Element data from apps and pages

========================================

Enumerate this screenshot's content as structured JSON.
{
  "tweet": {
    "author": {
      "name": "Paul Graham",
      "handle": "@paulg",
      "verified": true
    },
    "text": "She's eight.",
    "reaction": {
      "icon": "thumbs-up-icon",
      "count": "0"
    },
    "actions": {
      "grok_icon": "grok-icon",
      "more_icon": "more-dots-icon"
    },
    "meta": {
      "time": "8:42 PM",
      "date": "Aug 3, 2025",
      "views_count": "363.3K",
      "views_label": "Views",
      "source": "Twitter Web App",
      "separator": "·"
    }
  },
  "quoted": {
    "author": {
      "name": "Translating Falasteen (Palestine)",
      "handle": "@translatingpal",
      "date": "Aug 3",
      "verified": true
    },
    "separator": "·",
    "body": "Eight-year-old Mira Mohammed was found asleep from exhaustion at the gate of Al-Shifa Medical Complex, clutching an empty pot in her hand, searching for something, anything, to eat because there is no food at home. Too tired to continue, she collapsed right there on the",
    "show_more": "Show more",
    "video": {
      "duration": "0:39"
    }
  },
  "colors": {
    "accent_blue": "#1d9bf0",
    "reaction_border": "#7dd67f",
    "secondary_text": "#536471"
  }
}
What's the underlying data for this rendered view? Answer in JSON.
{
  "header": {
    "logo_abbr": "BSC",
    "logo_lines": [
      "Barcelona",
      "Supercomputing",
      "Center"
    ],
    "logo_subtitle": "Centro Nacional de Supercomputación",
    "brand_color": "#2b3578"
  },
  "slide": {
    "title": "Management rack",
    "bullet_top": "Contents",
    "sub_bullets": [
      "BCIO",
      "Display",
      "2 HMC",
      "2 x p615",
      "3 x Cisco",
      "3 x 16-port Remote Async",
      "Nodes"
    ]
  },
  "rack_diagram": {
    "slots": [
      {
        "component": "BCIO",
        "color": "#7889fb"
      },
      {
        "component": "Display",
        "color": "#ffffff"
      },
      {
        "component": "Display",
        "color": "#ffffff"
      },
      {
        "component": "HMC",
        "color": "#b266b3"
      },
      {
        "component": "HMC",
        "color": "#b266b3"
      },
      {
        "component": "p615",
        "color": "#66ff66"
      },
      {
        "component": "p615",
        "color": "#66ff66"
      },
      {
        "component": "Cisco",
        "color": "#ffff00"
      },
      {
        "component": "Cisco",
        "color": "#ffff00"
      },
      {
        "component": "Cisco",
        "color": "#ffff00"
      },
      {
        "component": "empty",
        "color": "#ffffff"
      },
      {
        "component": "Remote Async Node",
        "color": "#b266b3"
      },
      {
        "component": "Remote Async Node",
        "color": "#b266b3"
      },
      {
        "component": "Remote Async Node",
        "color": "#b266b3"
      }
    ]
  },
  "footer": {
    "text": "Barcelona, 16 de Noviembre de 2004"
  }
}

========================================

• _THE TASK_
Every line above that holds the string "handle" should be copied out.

• _WRITTEN SOLUTION_
      "handle": "@paulg",
      "handle": "@translatingpal",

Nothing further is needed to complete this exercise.